Mussolini's Explorer: The Adventures of Giuseppe Tucci and Italian Policy in the Orient from Mussolini to Andreotti. With the Correspondence of Giulio Andreotti. (Volume 1)
We had to change the title of Il Duce’s Explorer into Mussolini’s Explorer: The Adventures of Giuseppe Tucci and Italian Policy in the Orient from Mussolini to Andreotti. With the Correspondence of Giulio Andreotti. (Volume 1).
Here are the endorsements of Paul Arpaia, Professor of History at Indiana University of Pennsylvania, Sumit Guha, Professor of History at The University of Texas at Austin, and Michael Witzel, Wales Prof. of Sanskrit at Harvard University.
“Enrica Garzilli’s compelling biography of Giuseppe Tucci reconstructs the life of Fascism in Asia and of preeminent explorer-scholar who traveled widely in India, Tibet, Nepal, Afghanistan, Japan, Pakistan and Iran. Few scholars today have Garzilli’s enormous breadth to weave together Tucci s contributions in history, linguistics, archeology, philosophy and anthropology under Fascist Italy and the Italian Republic.”
–Paul Arpaia, Professor of History, Indiana University of Pennsylvania

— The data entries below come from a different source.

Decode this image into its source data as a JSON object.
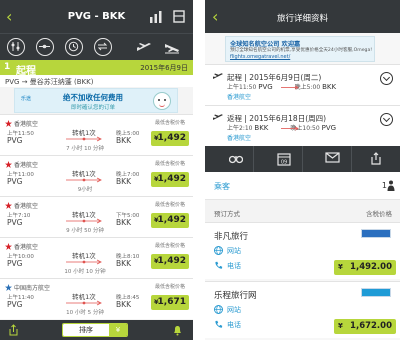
{
  "left": {
    "header": {
      "title": "PVG - BKK"
    },
    "day": {
      "number": "1",
      "label": "起程",
      "date": "2015年6月9日"
    },
    "route": {
      "origin": "PVG",
      "destination": "曼谷苏汪纳蓬 (BKK)"
    },
    "ad": {
      "brand": "乐途",
      "line1": "绝不加收任何费用",
      "line2": "即时確认您的订单"
    },
    "flights": [
      {
        "airline": "香港航空",
        "logo_color": "#d62027",
        "depart_time": "上午11:50",
        "origin": "PVG",
        "stops": "转机1次",
        "duration": "7 小时 10 分钟",
        "arrive_time": "晚上5:00",
        "destination": "BKK",
        "min_label": "最低含税价格",
        "currency": "¥",
        "price": "1,492"
      },
      {
        "airline": "香港航空",
        "logo_color": "#d62027",
        "depart_time": "上午11:00",
        "origin": "PVG",
        "stops": "转机1次",
        "duration": "9小时",
        "arrive_time": "晚上7:00",
        "destination": "BKK",
        "min_label": "最低含税价格",
        "currency": "¥",
        "price": "1,492"
      },
      {
        "airline": "香港航空",
        "logo_color": "#d62027",
        "depart_time": "上午7:10",
        "origin": "PVG",
        "stops": "转机1次",
        "duration": "9 小时 50 分钟",
        "arrive_time": "下午5:00",
        "destination": "BKK",
        "min_label": "最低含税价格",
        "currency": "¥",
        "price": "1,492"
      },
      {
        "airline": "香港航空",
        "logo_color": "#d62027",
        "depart_time": "上午10:00",
        "origin": "PVG",
        "stops": "转机1次",
        "duration": "10 小时 10 分钟",
        "arrive_time": "晚上8:10",
        "destination": "BKK",
        "min_label": "最低含税价格",
        "currency": "¥",
        "price": "1,492"
      },
      {
        "airline": "中国南方航空",
        "logo_color": "#2a6fb6",
        "depart_time": "上午11:40",
        "origin": "PVG",
        "stops": "转机1次",
        "duration": "10 小时 5 分钟",
        "arrive_time": "晚上8:45",
        "destination": "BKK",
        "min_label": "最低含税价格",
        "currency": "¥",
        "price": "1,671"
      }
    ],
    "bottom": {
      "sort_label": "排序",
      "currency": "¥"
    }
  },
  "right": {
    "header": {
      "title": "旅行详细资料"
    },
    "ad": {
      "line1": "全球知名航空公司 欢迎嘉",
      "line2": "预订全球知名航空公司的机票,享受优惠价格全天24小时客服,Omega!",
      "line3": "flights.omegatravel.net/"
    },
    "segments": [
      {
        "title": "起程 | 2015年6月9日(周二)",
        "depart_time": "上午11:50",
        "origin": "PVG",
        "arrive_time": "晚上5:00",
        "destination": "BKK",
        "airline": "香港航空"
      },
      {
        "title": "返程 | 2015年6月18日(周四)",
        "depart_time": "上午2:10",
        "origin": "BKK",
        "arrive_time": "晚上10:50",
        "destination": "PVG",
        "airline": "香港航空"
      }
    ],
    "passengers": {
      "label": "乘客",
      "count": "1"
    },
    "booking": {
      "left_label": "预订方式",
      "right_label": "含税价格"
    },
    "agents": [
      {
        "name": "非凡旅行",
        "website_label": "网站",
        "phone_label": "电话",
        "currency": "¥",
        "price": "1,492.00",
        "logo_color": "#2b6fbf"
      },
      {
        "name": "乐程旅行网",
        "website_label": "网站",
        "phone_label": "电话",
        "currency": "¥",
        "price": "1,672.00",
        "logo_color": "#1f9bd6"
      }
    ]
  },
  "colors": {
    "accent": "#b7d63c",
    "bar": "#34383b",
    "link": "#2b9bd1"
  }
}
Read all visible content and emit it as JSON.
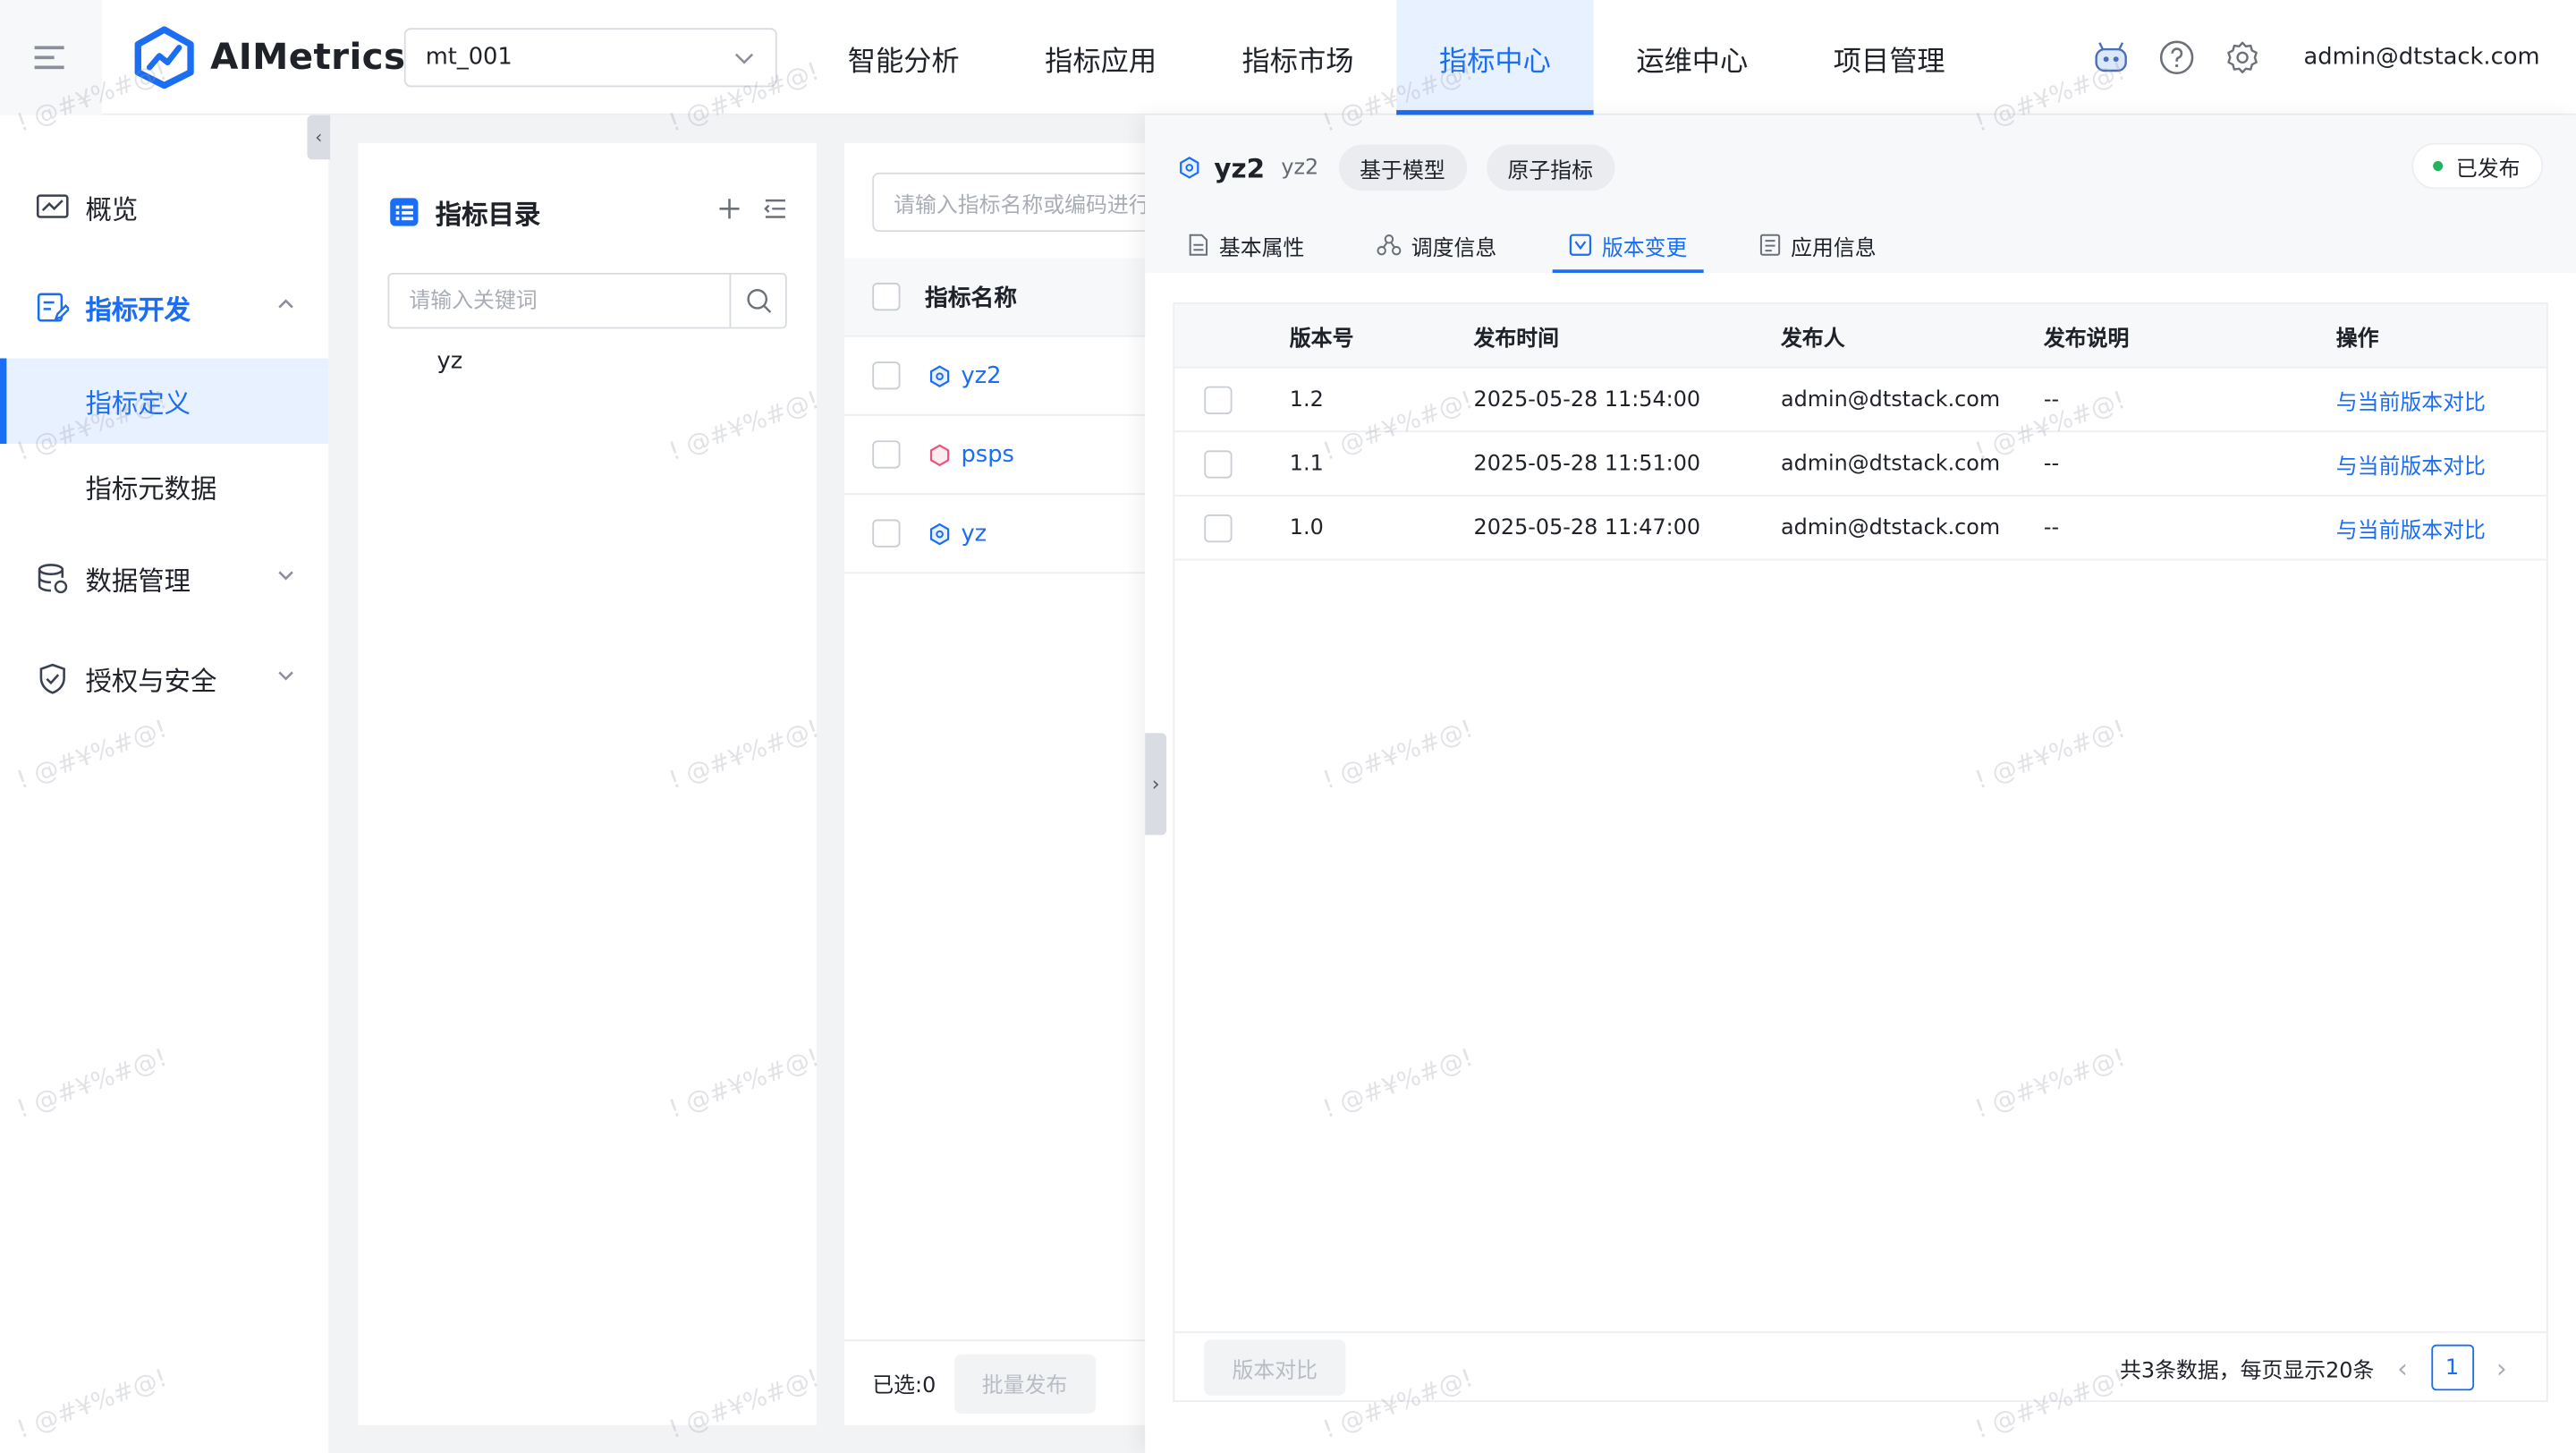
{
  "app": {
    "logo_text": "AIMetrics",
    "brand_color": "#1b6ef3"
  },
  "project_select": {
    "value": "mt_001"
  },
  "nav": {
    "items": [
      {
        "label": "智能分析",
        "active": false
      },
      {
        "label": "指标应用",
        "active": false
      },
      {
        "label": "指标市场",
        "active": false
      },
      {
        "label": "指标中心",
        "active": true
      },
      {
        "label": "运维中心",
        "active": false
      },
      {
        "label": "项目管理",
        "active": false
      }
    ]
  },
  "top_right": {
    "user": "admin@dtstack.com",
    "icons": [
      "robot-icon",
      "help-icon",
      "settings-icon"
    ]
  },
  "sidebar": {
    "items": [
      {
        "label": "概览",
        "icon": "overview-icon"
      },
      {
        "label": "指标开发",
        "icon": "metric-dev-icon",
        "expanded": true
      },
      {
        "label": "数据管理",
        "icon": "database-icon"
      },
      {
        "label": "授权与安全",
        "icon": "shield-icon"
      }
    ],
    "sub_items": [
      {
        "label": "指标定义",
        "active": true
      },
      {
        "label": "指标元数据",
        "active": false
      }
    ]
  },
  "directory": {
    "title": "指标目录",
    "search_placeholder": "请输入关键词",
    "tree": [
      "yz"
    ]
  },
  "metric_list": {
    "search_placeholder": "请输入指标名称或编码进行",
    "column_header": "指标名称",
    "rows": [
      {
        "name": "yz2",
        "icon": "model-metric-icon"
      },
      {
        "name": "psps",
        "icon": "atomic-metric-icon"
      },
      {
        "name": "yz",
        "icon": "model-metric-icon"
      }
    ],
    "selected_label": "已选:0",
    "batch_publish_label": "批量发布"
  },
  "drawer": {
    "name": "yz2",
    "code": "yz2",
    "tags": [
      "基于模型",
      "原子指标"
    ],
    "status": "已发布",
    "tabs": [
      {
        "label": "基本属性",
        "icon": "document-icon",
        "active": false
      },
      {
        "label": "调度信息",
        "icon": "schedule-icon",
        "active": false
      },
      {
        "label": "版本变更",
        "icon": "version-icon",
        "active": true
      },
      {
        "label": "应用信息",
        "icon": "app-info-icon",
        "active": false
      }
    ],
    "table": {
      "headers": [
        "版本号",
        "发布时间",
        "发布人",
        "发布说明",
        "操作"
      ],
      "rows": [
        {
          "version": "1.2",
          "time": "2025-05-28 11:54:00",
          "publisher": "admin@dtstack.com",
          "desc": "--",
          "action": "与当前版本对比"
        },
        {
          "version": "1.1",
          "time": "2025-05-28 11:51:00",
          "publisher": "admin@dtstack.com",
          "desc": "--",
          "action": "与当前版本对比"
        },
        {
          "version": "1.0",
          "time": "2025-05-28 11:47:00",
          "publisher": "admin@dtstack.com",
          "desc": "--",
          "action": "与当前版本对比"
        }
      ]
    },
    "compare_button": "版本对比",
    "pagination": {
      "summary": "共3条数据，每页显示20条",
      "page": "1"
    }
  },
  "watermark": {
    "text": "! @#¥%#@!"
  }
}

“As Italy takes up arms and Mussolini sets his eye on supplanting the British Crown a fact elegantly and rigorously uncovered by Garzilli in these pages Giuseppe Tucci manages to maneuver his way through the treacherous landscapes of the Himalayas and of Fascist politics to emerge as the country’s foremost scholar and archaeologist of the Orient. His achievement is monumental, and Garzilli’s monumental biography brings him joyously to life, through archival documents, personal letters, travelogues, lectures, interviews, articles, photographs, films, and her own tireless travels. Here is a hunt in search of a hunter.”
–Michael Witzel, Wales Prof. of Sanskrit, Harvard University
“Giuseppe Tucci has long been known as a foundational figure in the European discovery of India and Tibet as well as founder of IsMEO. This exhaustive new biographical study tells us much more about the academic side of his achievements, but also about his little-known collaborations with Mussolini and his sponsorship of Indian luminaries’ visits to Fascist Italy. It will be indispensable for anyone seeking a complete understanding of Orientalist enterprises in the early twentieth century.”
–Sumit Guha, Professor of History, The University of Texas at Austin